$262 billion. That’s how much one continual battle hospital RCM teams face is costing US-based healthcare systems. Claims denials are the challenge. Sometimes denials may be cost-based as we detail below. Sometimes it has to do with a hospital’s own coding system and staff training for same. Our hospital clients all struggle with this in different ways, so we continue our review of the latest trends and recommendations.
Jason Williams, vice president of analytics for Change Healthcare, which collected data that showed the total US hospital loss standing at $262 billion is quoted in Modern Healthcare observing that “payers initially deny about 9% of hospital claims, putting about $5 million in payments per hospital at risk”. Williams also observed that “although hospitals ultimately will secure payment for 63% of initially denied claims, it costs $118 per claim on average to recoup the money.”
Sometimes the claim denial reason goes to cost of treatments. Modern Healthcare is also reporting that, “Despite the availability of hepatitis C drugs capable of curing most patients, public and private health insurers denied treatment for more than a third of patients whose doctors prescribed the drugs between 2016 and April 2017”, according to a recent study published in the Open Forum Infectious Diseases Journal. Why? The course with the drugs cost between $35,000 to $100,000. Hepatitis C affects about 3.5 million people and kills 19,000 a year. We reviewed the study and learned that:
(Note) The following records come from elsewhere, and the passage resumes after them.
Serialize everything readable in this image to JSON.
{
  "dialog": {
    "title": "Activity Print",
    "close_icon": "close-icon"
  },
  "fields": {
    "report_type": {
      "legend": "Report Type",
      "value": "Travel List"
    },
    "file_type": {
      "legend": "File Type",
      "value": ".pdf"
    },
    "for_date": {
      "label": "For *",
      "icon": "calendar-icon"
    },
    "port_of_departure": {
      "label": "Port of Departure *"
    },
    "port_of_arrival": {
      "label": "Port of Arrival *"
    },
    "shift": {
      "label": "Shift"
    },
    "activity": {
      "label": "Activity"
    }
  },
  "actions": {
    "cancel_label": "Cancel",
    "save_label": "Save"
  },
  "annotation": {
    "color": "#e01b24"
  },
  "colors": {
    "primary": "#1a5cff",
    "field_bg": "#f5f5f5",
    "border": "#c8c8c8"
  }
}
- Among 9025 patients from 45 states prescribed a DAA regimen (4702 covered by Medicaid, 1821 Medicare, 2502 commercial insurance), 3200 (35.5%) were absolutely denied treatment.
- Absolute denial was more common among patients covered by commercial insurance (52.4%)
- Despite the availability of new DAA regimens and changes in restrictions of these therapies, absolute denials of DAA regimens by insurers have remained high and increased over time, regardless of insurance type.
And the denials are not always about drug treatments. Becker’s reports that New York City-based NYC Health + Hospitals claims UnitedHealthcare wrongfully denied $11.5 million in bills. The health system is seeking to recover the money through arbitration. Mitchell Katz, MD, president and CEO of the system said that he believes they have been “subsidizing private insurance companies by letting denials slide.” At their website, the health system stated in its most recent report to the board that, “We are reviewing all of our managed care contracts and denials, and may pursue arbitration against others to collect revenues we are due.” The system also announced a new training program — “NYC Health + Hospitals Coder Academy, a free training program for employees to improve coding accuracy and help ensure reimbursement for services provided.”
This made us wonder what recent tips have been published with advice for reducing claim denials. Becker’s recently gathered five tips to help revenue cycle teams, from working consultants hospital staff:
- Your billing department should be diligently following up on the denials.
- Consider using robotic process automation to perform business operations duties.
- Leverage blockchain and advanced artificial intelligence algorithms.
- Hospitals should focus on the back end as well as the front end of the revenue cycle when looking to reduce claim denials. We took particular note of this suggestion since our Access Management Solutions are designed to help our hospital clients collect more revenue up front.
- Auditors should have a good review CMS’ Targeted Probe and Educate program. This is important because “when performing the medical review as part of Targeted Probe and Educate (TPE), Medicare Administrative Contractors (MACs) focus on specific providers/suppliers that bill a particular item or service rather than all providers/suppliers billing a particular item or service. MACs will focus only on providers/suppliers who have the highest claim denial rates or who have billing practices that vary significantly from their peers.” (from CMS Q&A PDF).
And, Healthcare Finance has published some good nuts and bolts advice for hospital RCM teams starting with the observation that, “While approximately two-thirds of denials are recoverable, 90 percent are preventable.” This article, by Jacqueline LaPointe, yields several tested solutions including:
- Hospitals experienced more luck appealing denials from Medicare and Medicare Advantage
- Offering discounts to patients may help organizations boost point-of-service patient collections
- Hospitals and health systems can centralize key revenue cycle functions to continue to drive down costs.
We’ll continue to report on smart denial management solutions for hospital RCM teams as the challenge continues.